Read more: How to Photograph Trees Creatively
Long-exposures are used by firework photographers, too. Simply open up the shutter in Bulb-mode and leave it open. Put a piece of black card in front of the lens when nothing is happening and move this out of the way as colourful fireworks explode in the sky. This enables you to have several sets of colourful fireworks on the same image.
With long-exposures we get the chance to move the camera during the exposure (known as ICM – Intentional Camera Movement). The most obvious technique we often see for this is panning up or down, parallel with woodland trees. It can also be good to pan horizontally along the horizon on a seascape. Or try starting with the camera in one position and suddenly moving it to a second, almost achieving a double exposure effect. I have even been known to rotate the camera on a lens-mount during an exposure, though this probably works better with close-ups rather than landscapes.
Trouble-shooting your long exposure photography
If you notice that your images are being under-exposed, then this might be because your camera’s exposure meter is being fooled by light leaking in through the viewfinder. This problem tends to be most severe when shooting with the sun behind you in the middle of the day with a 10-stop ND filter on the lens, but can occur whenever shooting long-exposures, particularly when you are not looking through the camera. To avoid this, either make your exposures and take your photos in live-view (because in live-view the mirror is locked-up therefore stopping light entering the camera through the viewfinder), or put the eye-piece cover on your viewfinder before setting exposures and taking the photos (Nikon cameras have built-in shields). This problem can also be caused by shining a head torch on the back of a camera when taking exposure readings at night.
Colour casts can be caused by ND filters. Generally, the cheaper the filter then the worse the cast is, though check reviews online for the best filters. The only solution to this is in post-processing, but spend your money wisely in the first place.

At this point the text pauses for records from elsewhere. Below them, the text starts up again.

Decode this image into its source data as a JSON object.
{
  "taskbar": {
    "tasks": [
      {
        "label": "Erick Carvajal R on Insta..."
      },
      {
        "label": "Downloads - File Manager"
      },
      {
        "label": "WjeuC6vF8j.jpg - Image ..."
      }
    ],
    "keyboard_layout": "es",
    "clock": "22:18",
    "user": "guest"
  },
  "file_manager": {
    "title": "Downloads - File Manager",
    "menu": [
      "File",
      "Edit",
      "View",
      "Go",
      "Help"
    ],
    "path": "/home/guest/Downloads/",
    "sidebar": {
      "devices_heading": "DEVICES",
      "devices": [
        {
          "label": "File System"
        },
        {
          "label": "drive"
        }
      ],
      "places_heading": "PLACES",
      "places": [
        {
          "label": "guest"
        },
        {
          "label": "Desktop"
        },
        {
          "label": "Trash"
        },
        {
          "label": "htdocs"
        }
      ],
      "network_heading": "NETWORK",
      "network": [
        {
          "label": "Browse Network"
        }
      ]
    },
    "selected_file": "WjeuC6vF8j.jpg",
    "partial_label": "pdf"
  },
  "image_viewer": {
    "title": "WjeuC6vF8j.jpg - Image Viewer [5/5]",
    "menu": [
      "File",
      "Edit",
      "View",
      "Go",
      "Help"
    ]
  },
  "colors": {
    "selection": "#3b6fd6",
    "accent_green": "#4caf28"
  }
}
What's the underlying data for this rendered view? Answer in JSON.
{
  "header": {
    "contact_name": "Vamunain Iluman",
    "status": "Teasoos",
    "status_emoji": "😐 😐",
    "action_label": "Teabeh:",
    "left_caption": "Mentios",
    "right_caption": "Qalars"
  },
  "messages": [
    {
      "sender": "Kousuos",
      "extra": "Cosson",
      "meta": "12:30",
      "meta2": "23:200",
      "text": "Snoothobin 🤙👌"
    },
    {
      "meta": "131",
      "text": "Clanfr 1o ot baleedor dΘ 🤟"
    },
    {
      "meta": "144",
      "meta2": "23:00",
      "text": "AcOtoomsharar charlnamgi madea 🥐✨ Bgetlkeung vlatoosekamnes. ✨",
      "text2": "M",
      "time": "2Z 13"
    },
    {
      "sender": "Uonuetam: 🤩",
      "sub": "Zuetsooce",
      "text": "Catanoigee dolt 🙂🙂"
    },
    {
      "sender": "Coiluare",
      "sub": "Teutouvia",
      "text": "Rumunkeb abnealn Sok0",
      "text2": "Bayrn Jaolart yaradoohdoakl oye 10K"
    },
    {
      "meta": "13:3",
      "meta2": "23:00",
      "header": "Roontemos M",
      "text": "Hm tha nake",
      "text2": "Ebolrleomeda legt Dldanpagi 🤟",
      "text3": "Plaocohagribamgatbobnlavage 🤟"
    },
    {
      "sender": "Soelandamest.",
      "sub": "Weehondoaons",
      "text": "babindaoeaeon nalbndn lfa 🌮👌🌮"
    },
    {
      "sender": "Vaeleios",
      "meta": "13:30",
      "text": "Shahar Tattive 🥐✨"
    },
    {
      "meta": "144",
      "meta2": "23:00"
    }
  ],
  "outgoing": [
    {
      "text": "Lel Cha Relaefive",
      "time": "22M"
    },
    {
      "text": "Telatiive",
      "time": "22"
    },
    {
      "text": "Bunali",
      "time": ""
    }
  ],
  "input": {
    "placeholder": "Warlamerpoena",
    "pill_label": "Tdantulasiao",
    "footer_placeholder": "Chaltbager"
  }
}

Strange light patterns on parts of the image are usually caused by light leaking around the edges of the ND filter. Always put your ND filter in the slot closest to the lens where it should form a light seal; if it does not form a light seal then you have the wrong filter system. Light leaks can also be caused by light entering through the viewfinder of the camera so use a viewfinder cover (one of my expensive cameras leaked light even with the cover in place so I resorted to ‘blu tack’).
It’s impossible to give an ideal shutter speed because it varies from scene to scene and from one person’s preference to another. As photographers we are artists, and we are entitled to express ourselves in the way we wish. That’s a good line to give to the judge who has just slated your work!
You might have just purchased your new 10-stop filter, but that doesn’t mean that every photo is enhanced by being taken at the longest shutter speed achievable! Learn to choose appropriate shutter speeds, and when to use filters (if at all).
I find that longer exposures work well when there is a contrast in texture in the foreground. So a milky sea around sharp rocks tends to work well. But often it is desirable to keep some texture in the moving water. By trying out different exposure lengths on the same scene, you will see how at some shutter speeds there is a pattern of movement which can be used to lead the eye into the frame or add a sense of dynamism to the movement.
When in doubt about my own choice of exposure length, I use two further strategies. I will take the same photo with a variety of shutter speeds so I can choose from the comfort of my computer. I have also been known to merge two different exposures, like in the example earlier in the article.
Have you taken any long exposures recently? Share them with us in the comments!